Your Source for Official Thumbies® and Buddies Keepsakes
Tom Dougherty’s interests have covered a lot of ground over the years.
He was an athlete who loved science. He earned degrees in biology, chemistry and geology but was drawn to artistic challenges that went from drawing to leather work to metal casting. He worked as a welder, a middle school teacher, a custom timberworks home builder, a global photographer and a jewelry maker – among other creative and entrepreneurial undertakings.
From teaching to coaching to woodworking to jewelry manufacturing, Dougherty has never been content to pick just one thing from the wide menu of endeavors that spark his passions.
His path to ownership of Thumbies® was unconventional, but it also put him in a place where his uncommon mix of expertise was a good fit.
When he decided to buy the company in 2015, Dougherty was running a jewelry business he had started four decades earlier and where he’d been making Thumbies and Buddies™ jewelry for the Meadow Hill company, which launched the Thumbies line of memorial keepsakes in the mid 1990s.
Dougherty came into the business knowing he had the art, science and metal working background to turn these charming little keepsakes into a more sustainable business. When he began working with Meadow Hill, he said, the company was making about 25 pieces a week, using a wax casting method for the fingerprints that didn’t always hold up well.
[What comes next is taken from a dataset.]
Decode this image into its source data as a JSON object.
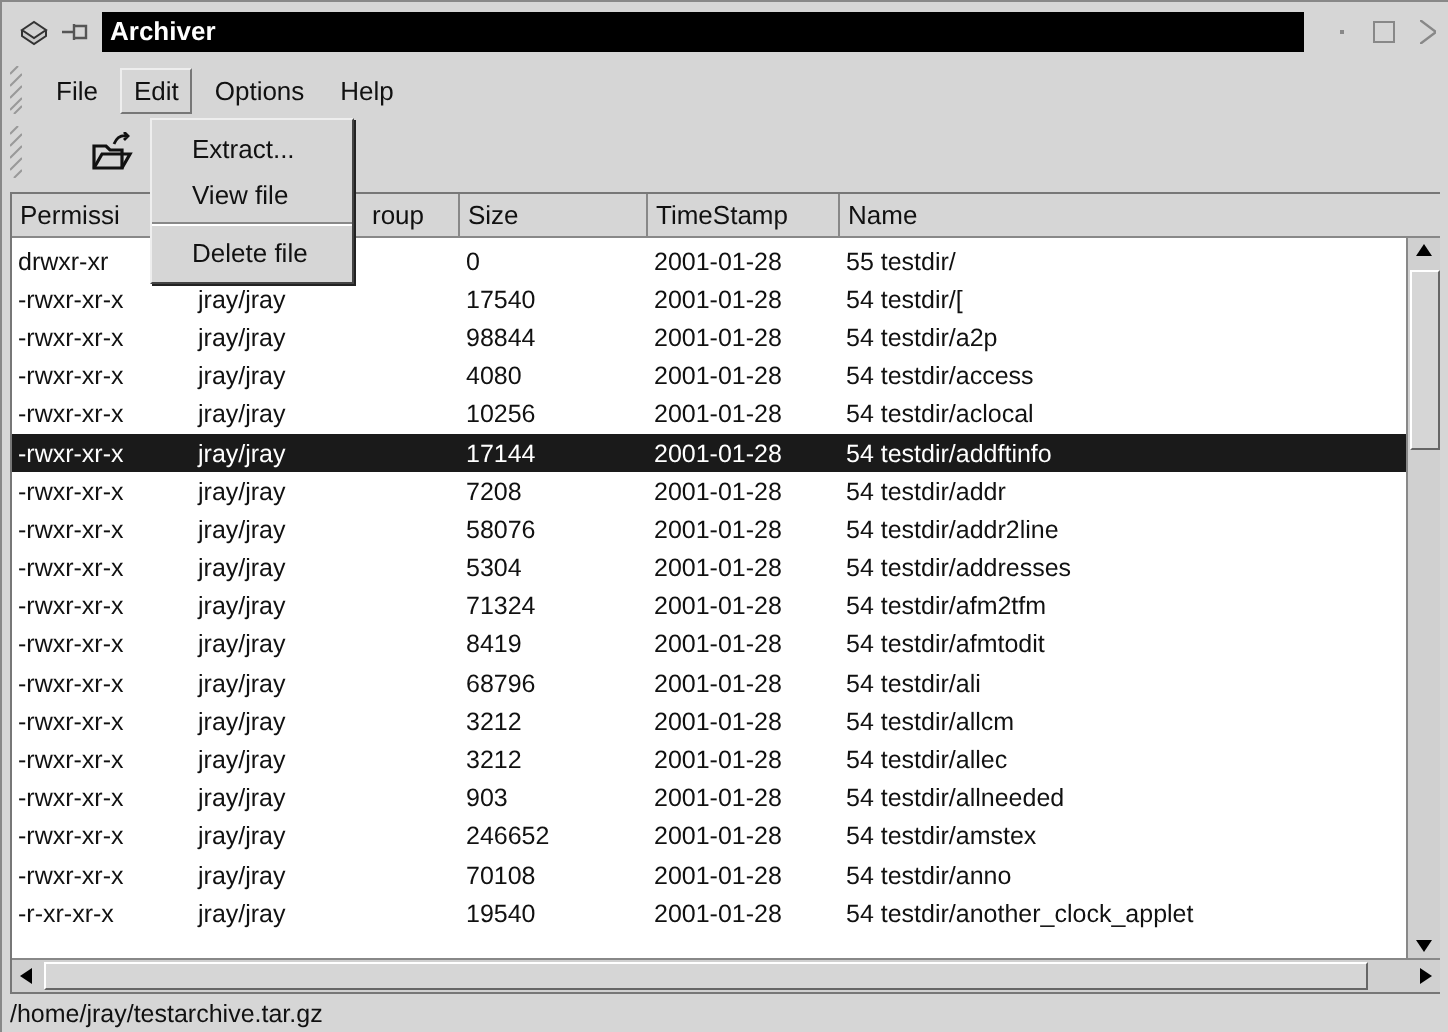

“I wanted to make multiples,” Dougherty recalled. “I built, in the basement of the jewelry store, a little manufacturing facility that grew to over 3,600 square feet. We were starting to hone our skills that way. We developed a process to make an ink print, transferred over to a more 3D model,” he said.
Further innovations included the use of early 3D printing technology and methods borrowed from the aerospace industry.
“What has allowed us to get to this point is our use of science,” Dougherty said. “We capture the print in a unique way and we cast in a way we were always told could not be done,” he said.
The result is truly one-of-a-kind memorial keepsakes with prints recreated with such painstaking detail that wearers often take comfort in running their own fingers over the print ridges. It’s jewelry that combines artistry, science and an incalculable measure of solace for those who have lost someone.
At 71, Dougherty spends less time creating custom jewelry. But he hasn’t even paused in his role as the visionary for both the jewelry studio, recently rebranded as Studio D Jewelers, and Thumbies, where his sons Bret and Ches are part of a business that has grown from a one-man operation to more than 40 people, all of whom have benefitted from Dougherty’s teaching and passion.
“You get eliminated from some of the processes because you’ve taught them well enough,” he said. “They’ve all become specialists in their own right, and luckily I have time to continue to explore and learn as well.”
Dougherty still loves crafting original pieces of jewelry for longtime customers, in between perfecting his recipes and techniques for smoking meat and the ongoing woodworking project that is a timber-frame post and beam house he built and shares with his wife April. A collection of his photography, including landscapes, portraits and architecture from around the world, hangs in a gallery at the new Studio D location on the Woodstock Square. And there’s always a new project to be started – like the coming launch of a new Woodstock restaurant offering savory “comfort food” for takeout. Did we forget to mention that Dougherty has also worked as a chef? It can be hard to keep up with everything on Tom’s plate…
A photograph from Dougherty's gallery.
We consider ourselves very lucky to have him as the founder of our team. He’s a big part of the reason we are so committed to creating one-of-a-kind projects that combine artistic beauty with genuine human connection.
A silver pin that Dougherty designed.
To learn more about keepsakes that celebrate the lives of the most interesting people – or pets! – in your life, give us a call or click on the link below.